This is an app by Google that allows your family members to request and see your location. If your family is worried about your safety they can request a safety alert.  If you aren’t able to respond saying that you are ok, your last known location is shared with them.

Android I iOS


Help them find you

The first thing you want is for help to find you. So, you need to know where you are precisely and how to convey this location to people. Google maps and Apple maps will get you so far. But in some situations, they aren’t accurate enough for rescue workers to find you in time. And if you are a person who can’t give or follow directions in real life, the odds aren’t exactly in your favour are they?  Imagine you have maybe two minutes to explain to a person where you are before your phone dies. That is a daunting challenge isn’t it.  The following app can help with just that.

What Three Words

The purpose of this app is to describe your specific location with just three words. It creates a grid like reference of the entire world in minute detail. Instead of having to know say your GPS co-ordinates of longitude and latitude, the system provides you with a map reference of your location mapped to a unique combination of three words. It’s so effective that rescue service providers are known to ask stranded people to download and use the app to pinpoint their location on mountaintops.

Android I iOS


Help them communicate with you


Getting a message out is the first step. But sometimes you need a real conversation to get the help you really need. Face it you are kind of sunk if there is no network available. However, if the phone lines are clogged up but you do have some kind of internet connection there is still hope to talk to someone.

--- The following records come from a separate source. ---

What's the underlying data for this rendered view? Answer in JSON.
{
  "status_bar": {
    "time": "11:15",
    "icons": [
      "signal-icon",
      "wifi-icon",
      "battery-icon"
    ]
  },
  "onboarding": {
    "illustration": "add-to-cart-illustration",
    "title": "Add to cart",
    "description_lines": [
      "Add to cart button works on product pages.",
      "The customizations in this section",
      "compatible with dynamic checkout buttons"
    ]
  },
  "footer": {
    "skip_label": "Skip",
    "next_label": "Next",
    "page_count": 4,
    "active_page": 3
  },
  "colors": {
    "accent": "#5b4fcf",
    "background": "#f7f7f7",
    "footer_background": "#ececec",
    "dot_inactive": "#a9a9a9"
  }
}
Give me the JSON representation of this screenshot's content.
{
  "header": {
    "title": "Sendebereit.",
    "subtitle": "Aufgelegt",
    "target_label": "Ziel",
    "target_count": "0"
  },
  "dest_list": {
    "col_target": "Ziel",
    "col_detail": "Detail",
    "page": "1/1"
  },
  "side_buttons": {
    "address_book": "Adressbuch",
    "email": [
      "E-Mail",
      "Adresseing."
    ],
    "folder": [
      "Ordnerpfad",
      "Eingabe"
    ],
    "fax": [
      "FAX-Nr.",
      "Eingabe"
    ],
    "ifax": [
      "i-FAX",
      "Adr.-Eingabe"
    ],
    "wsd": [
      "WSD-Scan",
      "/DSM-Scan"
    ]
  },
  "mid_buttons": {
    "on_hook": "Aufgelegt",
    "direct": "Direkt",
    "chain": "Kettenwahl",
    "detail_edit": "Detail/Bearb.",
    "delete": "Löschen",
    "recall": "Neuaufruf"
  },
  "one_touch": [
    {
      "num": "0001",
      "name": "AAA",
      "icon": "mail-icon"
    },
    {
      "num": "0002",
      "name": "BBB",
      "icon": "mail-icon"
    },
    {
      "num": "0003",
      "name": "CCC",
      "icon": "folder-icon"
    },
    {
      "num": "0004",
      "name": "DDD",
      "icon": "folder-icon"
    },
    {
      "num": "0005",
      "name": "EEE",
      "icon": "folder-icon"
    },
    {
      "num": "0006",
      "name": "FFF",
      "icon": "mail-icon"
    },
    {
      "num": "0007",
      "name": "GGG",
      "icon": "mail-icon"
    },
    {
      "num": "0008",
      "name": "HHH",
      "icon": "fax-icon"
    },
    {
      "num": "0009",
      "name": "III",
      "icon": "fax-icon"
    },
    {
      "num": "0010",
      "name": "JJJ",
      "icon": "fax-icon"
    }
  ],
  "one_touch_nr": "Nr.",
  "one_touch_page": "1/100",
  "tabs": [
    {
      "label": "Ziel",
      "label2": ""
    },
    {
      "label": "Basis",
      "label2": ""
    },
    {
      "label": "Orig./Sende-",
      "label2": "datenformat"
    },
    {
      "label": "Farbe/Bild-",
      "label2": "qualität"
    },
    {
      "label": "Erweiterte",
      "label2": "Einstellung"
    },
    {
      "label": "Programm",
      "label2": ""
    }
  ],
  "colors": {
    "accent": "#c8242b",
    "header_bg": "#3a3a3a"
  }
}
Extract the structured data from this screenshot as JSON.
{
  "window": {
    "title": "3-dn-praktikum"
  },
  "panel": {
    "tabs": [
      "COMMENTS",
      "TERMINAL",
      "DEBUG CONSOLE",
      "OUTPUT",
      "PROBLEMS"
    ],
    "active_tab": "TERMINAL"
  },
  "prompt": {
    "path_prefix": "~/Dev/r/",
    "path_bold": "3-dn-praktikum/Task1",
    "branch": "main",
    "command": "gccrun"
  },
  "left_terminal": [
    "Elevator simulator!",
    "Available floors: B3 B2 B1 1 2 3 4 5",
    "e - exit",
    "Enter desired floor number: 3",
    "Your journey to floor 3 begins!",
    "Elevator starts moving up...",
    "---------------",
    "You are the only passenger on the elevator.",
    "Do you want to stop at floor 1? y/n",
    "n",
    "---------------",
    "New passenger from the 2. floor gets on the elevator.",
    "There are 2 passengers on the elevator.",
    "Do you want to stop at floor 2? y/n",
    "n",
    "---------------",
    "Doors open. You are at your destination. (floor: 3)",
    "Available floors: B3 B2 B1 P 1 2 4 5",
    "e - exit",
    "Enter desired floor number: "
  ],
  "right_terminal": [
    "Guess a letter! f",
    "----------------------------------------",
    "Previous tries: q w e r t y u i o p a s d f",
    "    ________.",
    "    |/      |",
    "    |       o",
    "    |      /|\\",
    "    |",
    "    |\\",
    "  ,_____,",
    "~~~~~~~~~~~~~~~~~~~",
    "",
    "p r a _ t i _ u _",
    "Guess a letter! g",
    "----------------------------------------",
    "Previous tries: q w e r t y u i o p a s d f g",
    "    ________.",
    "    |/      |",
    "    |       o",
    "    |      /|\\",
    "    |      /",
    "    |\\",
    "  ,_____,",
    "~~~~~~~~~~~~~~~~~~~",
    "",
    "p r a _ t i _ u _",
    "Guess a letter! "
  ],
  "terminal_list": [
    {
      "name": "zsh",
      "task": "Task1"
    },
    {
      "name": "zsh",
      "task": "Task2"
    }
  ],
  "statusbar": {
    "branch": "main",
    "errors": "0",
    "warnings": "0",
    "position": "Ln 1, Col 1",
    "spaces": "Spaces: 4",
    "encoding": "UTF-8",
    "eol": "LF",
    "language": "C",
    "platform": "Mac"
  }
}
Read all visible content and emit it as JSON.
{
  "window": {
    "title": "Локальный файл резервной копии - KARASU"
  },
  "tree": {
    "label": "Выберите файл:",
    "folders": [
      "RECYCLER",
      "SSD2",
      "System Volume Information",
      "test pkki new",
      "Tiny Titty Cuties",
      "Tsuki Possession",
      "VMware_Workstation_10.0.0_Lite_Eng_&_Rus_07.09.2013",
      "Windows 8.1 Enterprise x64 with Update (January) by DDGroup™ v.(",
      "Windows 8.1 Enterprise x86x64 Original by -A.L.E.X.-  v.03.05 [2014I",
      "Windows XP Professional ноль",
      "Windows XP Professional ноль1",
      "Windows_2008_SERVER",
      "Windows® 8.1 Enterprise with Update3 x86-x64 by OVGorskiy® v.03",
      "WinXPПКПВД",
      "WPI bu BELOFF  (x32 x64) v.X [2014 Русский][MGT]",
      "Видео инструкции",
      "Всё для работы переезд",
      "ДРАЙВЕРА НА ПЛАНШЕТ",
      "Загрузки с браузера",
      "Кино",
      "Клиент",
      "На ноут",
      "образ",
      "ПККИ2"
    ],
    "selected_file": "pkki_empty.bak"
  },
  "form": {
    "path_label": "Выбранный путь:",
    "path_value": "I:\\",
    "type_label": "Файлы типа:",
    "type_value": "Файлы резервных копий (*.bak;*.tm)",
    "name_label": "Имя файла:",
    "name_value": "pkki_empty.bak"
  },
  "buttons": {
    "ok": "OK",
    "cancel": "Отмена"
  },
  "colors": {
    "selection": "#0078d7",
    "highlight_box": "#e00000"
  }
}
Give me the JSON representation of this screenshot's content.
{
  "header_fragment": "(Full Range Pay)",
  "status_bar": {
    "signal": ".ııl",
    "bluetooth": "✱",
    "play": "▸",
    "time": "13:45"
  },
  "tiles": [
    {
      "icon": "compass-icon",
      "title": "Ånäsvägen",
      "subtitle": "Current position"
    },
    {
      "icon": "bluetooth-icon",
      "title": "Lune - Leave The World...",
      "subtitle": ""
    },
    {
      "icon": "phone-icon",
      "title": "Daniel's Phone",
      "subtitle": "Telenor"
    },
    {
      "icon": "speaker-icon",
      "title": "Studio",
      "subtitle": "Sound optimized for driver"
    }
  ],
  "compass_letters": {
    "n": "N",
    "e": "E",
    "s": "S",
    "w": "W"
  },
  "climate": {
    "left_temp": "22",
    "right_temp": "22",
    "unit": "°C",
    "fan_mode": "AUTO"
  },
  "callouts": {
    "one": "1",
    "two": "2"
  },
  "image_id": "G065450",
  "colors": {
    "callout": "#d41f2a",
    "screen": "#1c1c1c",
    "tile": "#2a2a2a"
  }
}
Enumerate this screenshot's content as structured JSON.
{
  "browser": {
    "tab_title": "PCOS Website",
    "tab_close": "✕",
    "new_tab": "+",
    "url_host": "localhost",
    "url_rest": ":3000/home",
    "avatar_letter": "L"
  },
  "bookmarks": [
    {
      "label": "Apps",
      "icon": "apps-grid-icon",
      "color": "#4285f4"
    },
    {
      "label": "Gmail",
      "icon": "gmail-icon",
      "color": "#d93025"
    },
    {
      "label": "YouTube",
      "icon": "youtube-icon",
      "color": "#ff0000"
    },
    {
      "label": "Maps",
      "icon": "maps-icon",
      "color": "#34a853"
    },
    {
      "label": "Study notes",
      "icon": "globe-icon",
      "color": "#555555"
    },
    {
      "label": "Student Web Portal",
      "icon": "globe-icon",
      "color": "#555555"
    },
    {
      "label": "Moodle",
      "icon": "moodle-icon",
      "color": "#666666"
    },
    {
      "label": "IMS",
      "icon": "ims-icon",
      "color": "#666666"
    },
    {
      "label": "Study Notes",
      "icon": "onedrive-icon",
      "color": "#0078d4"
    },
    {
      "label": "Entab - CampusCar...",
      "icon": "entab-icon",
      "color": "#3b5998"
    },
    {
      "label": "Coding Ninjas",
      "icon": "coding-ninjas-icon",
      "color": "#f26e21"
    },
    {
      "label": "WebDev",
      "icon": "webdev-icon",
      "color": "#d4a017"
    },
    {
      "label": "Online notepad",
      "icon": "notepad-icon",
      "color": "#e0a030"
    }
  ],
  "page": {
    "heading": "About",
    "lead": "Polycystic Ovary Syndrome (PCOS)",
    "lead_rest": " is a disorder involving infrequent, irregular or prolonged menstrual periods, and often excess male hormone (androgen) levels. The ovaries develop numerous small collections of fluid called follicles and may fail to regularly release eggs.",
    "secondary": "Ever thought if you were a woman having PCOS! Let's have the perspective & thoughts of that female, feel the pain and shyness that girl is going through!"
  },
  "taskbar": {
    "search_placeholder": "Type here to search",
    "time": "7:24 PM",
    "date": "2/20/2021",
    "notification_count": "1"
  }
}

This app converts your phone into a push to talk walkie talkie radio and has seen success in disaster zones after hurricane Irma. Users can join a channel and post a message and listen to messages from other people. Its almost like listening to a police scanner / radio. As this is a push to talk app remember that at any given time one person talks and the other person listens. Just like using a radio.

Android I iOS


Know when a storm’s coming


It’s critical to understand how conditions are rapidly changing around you. Whether it is safe to stay where you are or whether you are in the path of mother nature’s fury. It makes sense then to have a weather warning app or if not that just a weather app. There are many hurricane alert apps and weather apps to pick from.  But you need to know which one is relevant to your geographic area. The weather channel has an app that’s a good place to start.


Be prepared to give or get a helping hand


Sometimes you just need a guidebook to get you out of a jam. Handy step-by-step instructions for first aid expertise or wilderness expertise. Perhaps the best source to dip into is the American Red Cross app that has first-aid basics. This can help you treat scenarios like dealing with broken bones, bleeding, burns, or even give you advice about treating you an allergic reaction. At other times you need to provide first responders with critical health information about yourself. The ICE Medical Standard app  (Android I iOS) or setting up Medical ID in the Apple Health app will help. Now if you find yourself stranded in the wilderness consider the Bear Grylls Bear Essentials app  or something similar to help you learn how to start a fire or tie a useful knot.

Preparation is key and I hope you will never have to use any of these apps. Yet having them in your pocket will give you that added bit of confidence when all you have is your wits. Even without them your phone is a lifesaving tool. Whether it is using the flash as a flashlight or using it to play loud sounds when you can’t shout out, its just a matter of imagination to use it. So, remember to keep it dry and keep it charged at all costs.